February 23, 2013: This class was held at the St. Patrick's church and put on by the Irish Heritage Club as one of the many festivities leading up to St. Patrick's Day.
A long table was set up so we could all work together on our dough.
We jumped right into it! We dumped the flour, baking soda and a little at bran in and did a quick mix by hand...
Next added some milk and mixed (still by hand)...
You form the dough into a ball, mark a cross on it...
...and stick it on a floured pan to bake. (Our toothpicks were to help us track down our individual loaves later.)
While our bread baked, we enjoyed some snacks and already-made soda bread in our church basement classroom.
This event was one week after the marmalade meet-up so I was interested to taste the commercially-produced marmalade they had on hand. I sorta think my marmalady friends' marmalades were better.
Coffee at the ready.
As we snacked, Mary Shirane, our teacher, talked about her experiences coming to Seattle ("too long ago" she joked) from Ireland.
And Mary's granddaughters treated us to a spontaneous Irish dancing demo.
The bread was so easy and quick to put together, Mary looked around for some other dishes to show us. She whipped up some colcannon and some carrots and parsnips.
Colcannon is a traditional Irish dish made from potatoes, cabbage, and milk or cream. It's topped with scallions. Mary is from Carlow county in Ireland. It's the second smallest county in Ireland, and folks there, she said, are known as the "scallion eaters."
After a quick boil and mash, the colcannon came together.
Meanwhile, she was also boiling some carrots and parsnips together.
These were just roughly chopped with a fork. I asked her why this method and she said "There's only so much mashing one can do." In a country famous for its potato-eating, one would imagine folks would want something with a little tooth to it.
We served them up. I am part Irish and part Polish, so I am genetically predisposed to enjoy root vegetables with butter. So I guess take it with a grain of salt, but I thought these were great!
Then our bread came out!
And Fionna Shriane-Travis, Mary's daughter, showed us how you can tap the bread to hear it's hollow (and therefore done.)

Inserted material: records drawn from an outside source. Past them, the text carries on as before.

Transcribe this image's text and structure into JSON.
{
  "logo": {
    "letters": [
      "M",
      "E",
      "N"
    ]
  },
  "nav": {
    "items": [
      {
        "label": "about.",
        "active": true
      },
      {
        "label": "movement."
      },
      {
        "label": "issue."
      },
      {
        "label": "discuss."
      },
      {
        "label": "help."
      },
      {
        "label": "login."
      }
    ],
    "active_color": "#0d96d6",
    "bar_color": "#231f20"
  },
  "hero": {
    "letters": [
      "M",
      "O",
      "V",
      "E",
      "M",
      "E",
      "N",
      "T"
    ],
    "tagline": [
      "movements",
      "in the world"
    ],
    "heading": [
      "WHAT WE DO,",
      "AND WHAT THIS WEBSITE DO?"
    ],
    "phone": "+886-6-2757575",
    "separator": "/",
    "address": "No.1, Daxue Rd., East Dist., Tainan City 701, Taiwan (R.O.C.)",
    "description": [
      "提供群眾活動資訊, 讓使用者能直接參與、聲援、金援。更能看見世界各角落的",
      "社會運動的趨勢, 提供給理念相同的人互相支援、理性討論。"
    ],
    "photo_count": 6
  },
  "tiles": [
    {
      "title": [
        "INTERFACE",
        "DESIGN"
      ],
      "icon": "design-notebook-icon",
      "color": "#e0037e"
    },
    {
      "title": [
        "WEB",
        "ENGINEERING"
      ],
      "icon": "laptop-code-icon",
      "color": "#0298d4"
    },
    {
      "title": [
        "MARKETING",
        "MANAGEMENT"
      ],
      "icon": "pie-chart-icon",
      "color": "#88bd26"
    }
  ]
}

We got to take our soda bread home, and I enjoyed it all week toasted and topped with butter and my own marmalade. Check out recipes for both colcannon and soda bread from a local chef here: http://www.freshpickedseattle.com/home/2013/3/12/an-uncommon-colcannon-irish-soda-bread-recipes-from-chef-les.html